WHAT YOU HAVE TO DO
Where a record holds a picture, leave the picture out; otherwise repeat every record exactly.

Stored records
►

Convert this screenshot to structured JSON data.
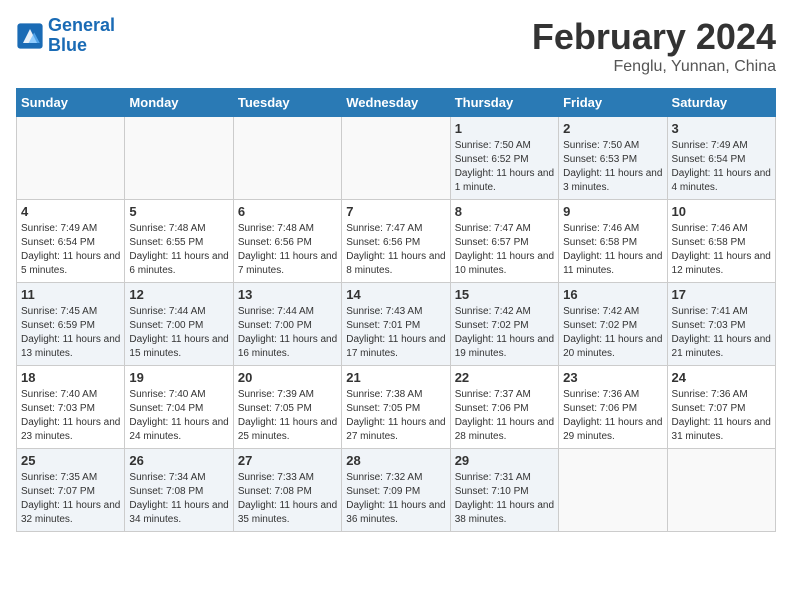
{
  "header": {
    "logo_general": "General",
    "logo_blue": "Blue",
    "month": "February 2024",
    "location": "Fenglu, Yunnan, China"
  },
  "weekdays": [
    "Sunday",
    "Monday",
    "Tuesday",
    "Wednesday",
    "Thursday",
    "Friday",
    "Saturday"
  ],
  "weeks": [
    [
      {
        "day": "",
        "info": ""
      },
      {
        "day": "",
        "info": ""
      },
      {
        "day": "",
        "info": ""
      },
      {
        "day": "",
        "info": ""
      },
      {
        "day": "1",
        "info": "Sunrise: 7:50 AM\nSunset: 6:52 PM\nDaylight: 11 hours and 1 minute."
      },
      {
        "day": "2",
        "info": "Sunrise: 7:50 AM\nSunset: 6:53 PM\nDaylight: 11 hours and 3 minutes."
      },
      {
        "day": "3",
        "info": "Sunrise: 7:49 AM\nSunset: 6:54 PM\nDaylight: 11 hours and 4 minutes."
      }
    ],
    [
      {
        "day": "4",
        "info": "Sunrise: 7:49 AM\nSunset: 6:54 PM\nDaylight: 11 hours and 5 minutes."
      },
      {
        "day": "5",
        "info": "Sunrise: 7:48 AM\nSunset: 6:55 PM\nDaylight: 11 hours and 6 minutes."
      },
      {
        "day": "6",
        "info": "Sunrise: 7:48 AM\nSunset: 6:56 PM\nDaylight: 11 hours and 7 minutes."
      },
      {
        "day": "7",
        "info": "Sunrise: 7:47 AM\nSunset: 6:56 PM\nDaylight: 11 hours and 8 minutes."
      },
      {
        "day": "8",
        "info": "Sunrise: 7:47 AM\nSunset: 6:57 PM\nDaylight: 11 hours and 10 minutes."
      },
      {
        "day": "9",
        "info": "Sunrise: 7:46 AM\nSunset: 6:58 PM\nDaylight: 11 hours and 11 minutes."
      },
      {
        "day": "10",
        "info": "Sunrise: 7:46 AM\nSunset: 6:58 PM\nDaylight: 11 hours and 12 minutes."
      }
    ],
    [
      {
        "day": "11",
        "info": "Sunrise: 7:45 AM\nSunset: 6:59 PM\nDaylight: 11 hours and 13 minutes."
      },
      {
        "day": "12",
        "info": "Sunrise: 7:44 AM\nSunset: 7:00 PM\nDaylight: 11 hours and 15 minutes."
      },
      {
        "day": "13",
        "info": "Sunrise: 7:44 AM\nSunset: 7:00 PM\nDaylight: 11 hours and 16 minutes."
      },
      {
        "day": "14",
        "info": "Sunrise: 7:43 AM\nSunset: 7:01 PM\nDaylight: 11 hours and 17 minutes."
      },
      {
        "day": "15",
        "info": "Sunrise: 7:42 AM\nSunset: 7:02 PM\nDaylight: 11 hours and 19 minutes."
      },
      {
        "day": "16",
        "info": "Sunrise: 7:42 AM\nSunset: 7:02 PM\nDaylight: 11 hours and 20 minutes."
      },
      {
        "day": "17",
        "info": "Sunrise: 7:41 AM\nSunset: 7:03 PM\nDaylight: 11 hours and 21 minutes."
      }
    ],
    [
      {
        "day": "18",
        "info": "Sunrise: 7:40 AM\nSunset: 7:03 PM\nDaylight: 11 hours and 23 minutes."
      },
      {
        "day": "19",
        "info": "Sunrise: 7:40 AM\nSunset: 7:04 PM\nDaylight: 11 hours and 24 minutes."
      },
      {
        "day": "20",
        "info": "Sunrise: 7:39 AM\nSunset: 7:05 PM\nDaylight: 11 hours and 25 minutes."
      },
      {
        "day": "21",
        "info": "Sunrise: 7:38 AM\nSunset: 7:05 PM\nDaylight: 11 hours and 27 minutes."
      },
      {
        "day": "22",
        "info": "Sunrise: 7:37 AM\nSunset: 7:06 PM\nDaylight: 11 hours and 28 minutes."
      },
      {
        "day": "23",
        "info": "Sunrise: 7:36 AM\nSunset: 7:06 PM\nDaylight: 11 hours and 29 minutes."
      },
      {
        "day": "24",
        "info": "Sunrise: 7:36 AM\nSunset: 7:07 PM\nDaylight: 11 hours and 31 minutes."
      }
    ],
    [
      {
        "day": "25",
        "info": "Sunrise: 7:35 AM\nSunset: 7:07 PM\nDaylight: 11 hours and 32 minutes."
      },
      {
        "day": "26",
        "info": "Sunrise: 7:34 AM\nSunset: 7:08 PM\nDaylight: 11 hours and 34 minutes."
      },
      {
        "day": "27",
        "info": "Sunrise: 7:33 AM\nSunset: 7:08 PM\nDaylight: 11 hours and 35 minutes."
      },
      {
        "day": "28",
        "info": "Sunrise: 7:32 AM\nSunset: 7:09 PM\nDaylight: 11 hours and 36 minutes."
      },
      {
        "day": "29",
        "info": "Sunrise: 7:31 AM\nSunset: 7:10 PM\nDaylight: 11 hours and 38 minutes."
      },
      {
        "day": "",
        "info": ""
      },
      {
        "day": "",
        "info": ""
      }
    ]
  ]
}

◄

WORKED SOLUTION
Convert this screenshot to structured JSON data.
{
  "header": {
    "logo_general": "General",
    "logo_blue": "Blue",
    "month": "February 2024",
    "location": "Fenglu, Yunnan, China"
  },
  "weekdays": [
    "Sunday",
    "Monday",
    "Tuesday",
    "Wednesday",
    "Thursday",
    "Friday",
    "Saturday"
  ],
  "weeks": [
    [
      {
        "day": "",
        "info": ""
      },
      {
        "day": "",
        "info": ""
      },
      {
        "day": "",
        "info": ""
      },
      {
        "day": "",
        "info": ""
      },
      {
        "day": "1",
        "info": "Sunrise: 7:50 AM\nSunset: 6:52 PM\nDaylight: 11 hours and 1 minute."
      },
      {
        "day": "2",
        "info": "Sunrise: 7:50 AM\nSunset: 6:53 PM\nDaylight: 11 hours and 3 minutes."
      },
      {
        "day": "3",
        "info": "Sunrise: 7:49 AM\nSunset: 6:54 PM\nDaylight: 11 hours and 4 minutes."
      }
    ],
    [
      {
        "day": "4",
        "info": "Sunrise: 7:49 AM\nSunset: 6:54 PM\nDaylight: 11 hours and 5 minutes."
      },
      {
        "day": "5",
        "info": "Sunrise: 7:48 AM\nSunset: 6:55 PM\nDaylight: 11 hours and 6 minutes."
      },
      {
        "day": "6",
        "info": "Sunrise: 7:48 AM\nSunset: 6:56 PM\nDaylight: 11 hours and 7 minutes."
      },
      {
        "day": "7",
        "info": "Sunrise: 7:47 AM\nSunset: 6:56 PM\nDaylight: 11 hours and 8 minutes."
      },
      {
        "day": "8",
        "info": "Sunrise: 7:47 AM\nSunset: 6:57 PM\nDaylight: 11 hours and 10 minutes."
      },
      {
        "day": "9",
        "info": "Sunrise: 7:46 AM\nSunset: 6:58 PM\nDaylight: 11 hours and 11 minutes."
      },
      {
        "day": "10",
        "info": "Sunrise: 7:46 AM\nSunset: 6:58 PM\nDaylight: 11 hours and 12 minutes."
      }
    ],
    [
      {
        "day": "11",
        "info": "Sunrise: 7:45 AM\nSunset: 6:59 PM\nDaylight: 11 hours and 13 minutes."
      },
      {
        "day": "12",
        "info": "Sunrise: 7:44 AM\nSunset: 7:00 PM\nDaylight: 11 hours and 15 minutes."
      },
      {
        "day": "13",
        "info": "Sunrise: 7:44 AM\nSunset: 7:00 PM\nDaylight: 11 hours and 16 minutes."
      },
      {
        "day": "14",
        "info": "Sunrise: 7:43 AM\nSunset: 7:01 PM\nDaylight: 11 hours and 17 minutes."
      },
      {
        "day": "15",
        "info": "Sunrise: 7:42 AM\nSunset: 7:02 PM\nDaylight: 11 hours and 19 minutes."
      },
      {
        "day": "16",
        "info": "Sunrise: 7:42 AM\nSunset: 7:02 PM\nDaylight: 11 hours and 20 minutes."
      },
      {
        "day": "17",
        "info": "Sunrise: 7:41 AM\nSunset: 7:03 PM\nDaylight: 11 hours and 21 minutes."
      }
    ],
    [
      {
        "day": "18",
        "info": "Sunrise: 7:40 AM\nSunset: 7:03 PM\nDaylight: 11 hours and 23 minutes."
      },
      {
        "day": "19",
        "info": "Sunrise: 7:40 AM\nSunset: 7:04 PM\nDaylight: 11 hours and 24 minutes."
      },
      {
        "day": "20",
        "info": "Sunrise: 7:39 AM\nSunset: 7:05 PM\nDaylight: 11 hours and 25 minutes."
      },
      {
        "day": "21",
        "info": "Sunrise: 7:38 AM\nSunset: 7:05 PM\nDaylight: 11 hours and 27 minutes."
      },
      {
        "day": "22",
        "info": "Sunrise: 7:37 AM\nSunset: 7:06 PM\nDaylight: 11 hours and 28 minutes."
      },
      {
        "day": "23",
        "info": "Sunrise: 7:36 AM\nSunset: 7:06 PM\nDaylight: 11 hours and 29 minutes."
      },
      {
        "day": "24",
        "info": "Sunrise: 7:36 AM\nSunset: 7:07 PM\nDaylight: 11 hours and 31 minutes."
      }
    ],
    [
      {
        "day": "25",
        "info": "Sunrise: 7:35 AM\nSunset: 7:07 PM\nDaylight: 11 hours and 32 minutes."
      },
      {
        "day": "26",
        "info": "Sunrise: 7:34 AM\nSunset: 7:08 PM\nDaylight: 11 hours and 34 minutes."
      },
      {
        "day": "27",
        "info": "Sunrise: 7:33 AM\nSunset: 7:08 PM\nDaylight: 11 hours and 35 minutes."
      },
      {
        "day": "28",
        "info": "Sunrise: 7:32 AM\nSunset: 7:09 PM\nDaylight: 11 hours and 36 minutes."
      },
      {
        "day": "29",
        "info": "Sunrise: 7:31 AM\nSunset: 7:10 PM\nDaylight: 11 hours and 38 minutes."
      },
      {
        "day": "",
        "info": ""
      },
      {
        "day": "",
        "info": ""
      }
    ]
  ]
}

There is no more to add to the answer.